Presentation on theme: "1 Adolescence Chapter 11: Sexuality 2 What do these women have in common?"— Presentation transcript:
1 Adolescence Chapter 11: Sexuality
2 What do these women have in common?
3 In common?
4 And the happy couple
5 Child Sexual Abuse What is it? How do we define?
6 Impact of CSA 1. CSA causes harm 2. Harm is pervasive among the population with a CSA history 3. Harm is likely to be intense 4. CSA is an equivalent experience for males and females
7 1998 Meta-analysis Rind, B., Tromovitch, P., & Bauserman, R. (1998). A meta-analytic examination of assumed properties of child sexual abuse using college samples. Psychological Bulletin, 124(1), 22-53. Examined the empirical status of our “common sense” ideas about the effects The information in the following slides is derived from the above article.
8 CSA terminology describes virtually all sexual interactions with significantly older persons peers any time coercion is involved problems with validity of the CSA construct very different incidents receive same label
9 Previous literature reviews qualitative reviews entirely narrative susceptible to reviewers subjective interpretations meta analyses substantial proportion of clinical samples most have not evaluated or adequately control for other trauma, family environment
10 Rind et al. College samples 1. large, nonclinical samples 2. useful for addressing general population questions 3. studies tend to provide data on moderator variables Detailed inclusion criteria resulted in: 59 usable studies, 70 samples N = 35,703, 13,704 males; 21,999 females 54 samples-data on psychological correlates N = 15,824; 3,254 males; 12,570 females
11 Coding Psychological correlates Moderator variables Definition of CSA in study Reaction data – both retrospective and current Self-reported effects Family environment measures
12 Prevalence Overall Males 14% (3-37%) Females 27% (8-71%) Force or threat males 23% females 41% Relation with adjustment, r =.09 17 of 18 symptom – CSA correlations statistically significant – all small
13 Correlations with psychological symptoms
14 Moderators examined Duration Force Frequency Incest Penetration Only force & incest were significant
15 Reactions to CSA Recalled immediate – females more pervasively negative 72% vs. 33% of males Current reflections similar, 59% of females negative vs. 26% of males Lasting effects on sexual functioning for 8-15% General effects more rare
16 Retrospective recalled immediate reactions
17 Conclusions males and females appear to be affected differently lasting negative effects not especially prevalent negative effects are generally temporary
18 Family environment and CSA aggregate correlation between family environmental factors and psychological symptoms was.29, accounted for 9 x variability in psychological symptoms that CSA history did statistical control=statistically significant CSA – symptom relations from 41% to 17%.
19 Correlations between six areas and CSA
20 Comparing CSA and Family Environment correlations
21 CSA and predictors of adjustment/ functioning not a new finding family environment variables stronger predictors of adjustment variability than CSA research on school achievement has concluded that neglect & physical abuse were associated with poorer school functioning and behavior while sexual abuse was not.
22 CSA as a focus of scientific study Most studies use a legal-moral definition What does abuse imply in scientific terms?
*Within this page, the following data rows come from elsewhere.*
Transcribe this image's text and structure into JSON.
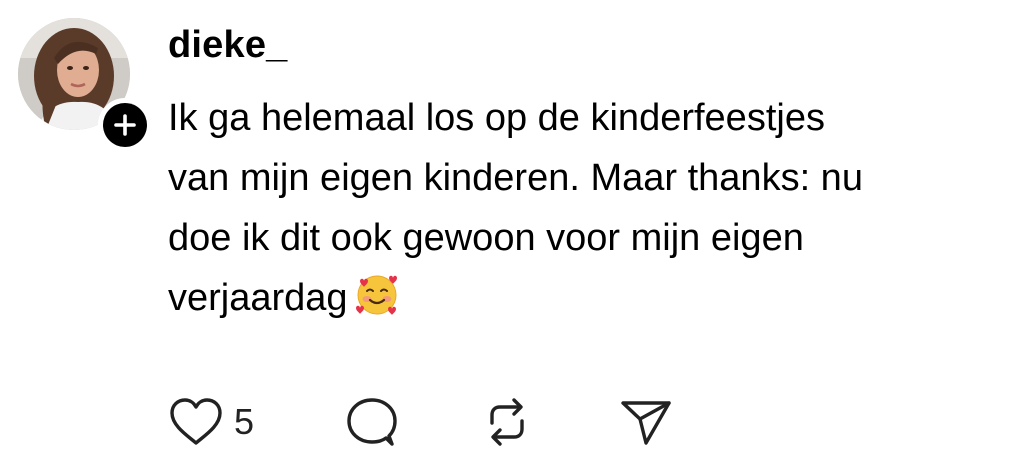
{
  "post": {
    "username": "dieke_",
    "text": "Ik ga helemaal los op de kinderfeestjes\nvan mijn eigen kinderen. Maar thanks: nu\ndoe ik dit ook gewoon voor mijn eigen\nverjaardag",
    "emoji": "smiling-face-with-hearts",
    "avatar": {
      "follow_badge_icon": "plus-icon",
      "badge_color": "#000000"
    }
  },
  "actions": {
    "like": {
      "icon": "heart-outline-icon",
      "count": "5"
    },
    "reply": {
      "icon": "speech-bubble-icon"
    },
    "repost": {
      "icon": "repost-icon"
    },
    "share": {
      "icon": "paper-plane-icon"
    }
  },
  "colors": {
    "background": "#ffffff",
    "text": "#000000",
    "icon_stroke": "#222222"
  }
}
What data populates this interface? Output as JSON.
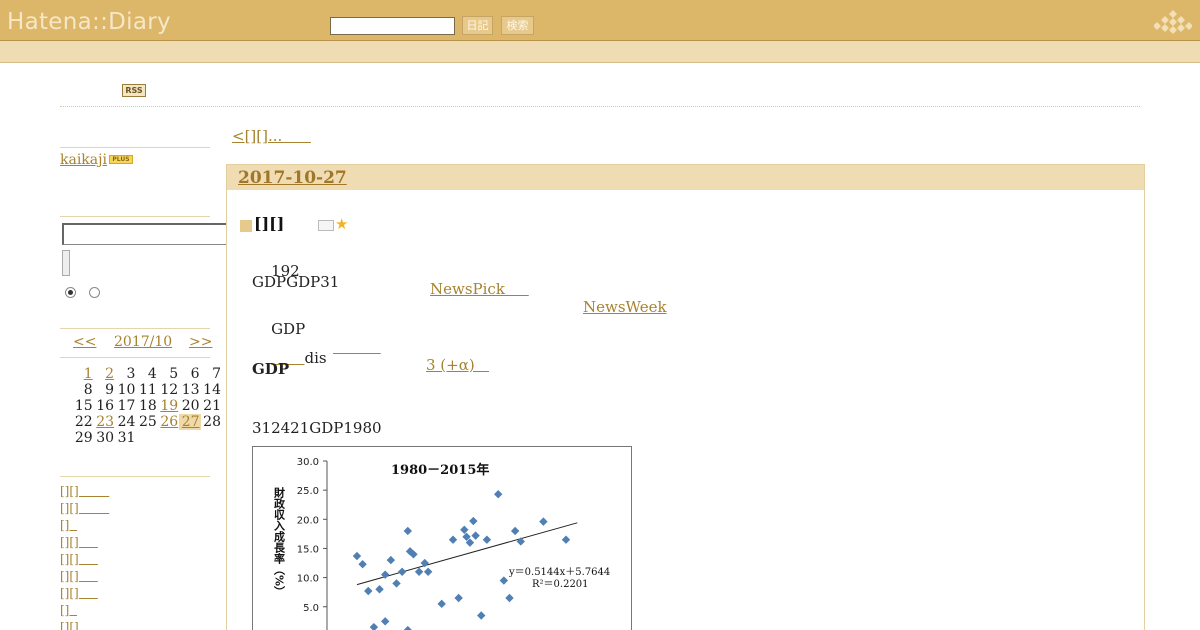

Conflation of sexual morals and science not a new phenomenon Masturbation DSM-I “disorders”
23 CSA as a societal issue Wrongfulness ≠ harmfulness Lack of harmfulness ≠ lack of wrongfulness Moral codes not necessarily based on harmfulness or health Legal codes often the same
24 The end… If you are interested in more information, click here for a pdf of the Rind, et al article and click here for a pdf of an article from American Psychologist about the political firestorm that the Rind et al study touched offclick here